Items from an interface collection

---*---

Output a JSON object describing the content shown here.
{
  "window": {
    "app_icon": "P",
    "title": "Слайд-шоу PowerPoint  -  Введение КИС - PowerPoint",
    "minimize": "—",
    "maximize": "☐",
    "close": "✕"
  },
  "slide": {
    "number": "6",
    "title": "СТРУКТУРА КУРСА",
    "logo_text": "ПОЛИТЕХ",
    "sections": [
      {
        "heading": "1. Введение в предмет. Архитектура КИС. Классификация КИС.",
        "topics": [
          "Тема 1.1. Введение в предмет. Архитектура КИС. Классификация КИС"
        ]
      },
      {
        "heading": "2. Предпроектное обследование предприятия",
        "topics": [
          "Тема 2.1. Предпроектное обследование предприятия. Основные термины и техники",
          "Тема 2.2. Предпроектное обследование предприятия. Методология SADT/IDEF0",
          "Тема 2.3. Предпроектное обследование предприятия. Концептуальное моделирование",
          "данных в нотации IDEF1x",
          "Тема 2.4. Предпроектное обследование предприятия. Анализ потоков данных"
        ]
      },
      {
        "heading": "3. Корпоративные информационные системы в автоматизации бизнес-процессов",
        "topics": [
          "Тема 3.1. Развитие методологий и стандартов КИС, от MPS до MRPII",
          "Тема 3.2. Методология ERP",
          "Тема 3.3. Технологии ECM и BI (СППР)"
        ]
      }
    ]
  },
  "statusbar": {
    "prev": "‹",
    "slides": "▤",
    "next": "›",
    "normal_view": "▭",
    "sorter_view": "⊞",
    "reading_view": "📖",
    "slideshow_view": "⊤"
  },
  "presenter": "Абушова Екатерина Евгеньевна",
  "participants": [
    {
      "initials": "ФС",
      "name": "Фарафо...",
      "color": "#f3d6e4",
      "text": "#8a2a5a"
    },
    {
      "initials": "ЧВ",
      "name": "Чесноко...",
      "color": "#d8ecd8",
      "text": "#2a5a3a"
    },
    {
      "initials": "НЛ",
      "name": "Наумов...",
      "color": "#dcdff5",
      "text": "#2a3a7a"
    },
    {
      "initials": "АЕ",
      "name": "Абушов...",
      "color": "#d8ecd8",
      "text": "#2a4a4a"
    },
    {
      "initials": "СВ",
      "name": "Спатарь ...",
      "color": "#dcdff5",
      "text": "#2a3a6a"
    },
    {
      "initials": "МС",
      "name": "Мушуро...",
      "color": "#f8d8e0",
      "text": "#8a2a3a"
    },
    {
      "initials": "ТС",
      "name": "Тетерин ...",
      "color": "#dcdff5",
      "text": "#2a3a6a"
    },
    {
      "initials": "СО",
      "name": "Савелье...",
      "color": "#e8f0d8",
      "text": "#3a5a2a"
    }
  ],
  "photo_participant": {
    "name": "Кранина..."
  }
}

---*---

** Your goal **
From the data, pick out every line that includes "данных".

** Exercise output **
          "данных в нотации IDEF1x",
          "Тема 2.4. Предпроектное обследование предприятия. Анализ потоков данных"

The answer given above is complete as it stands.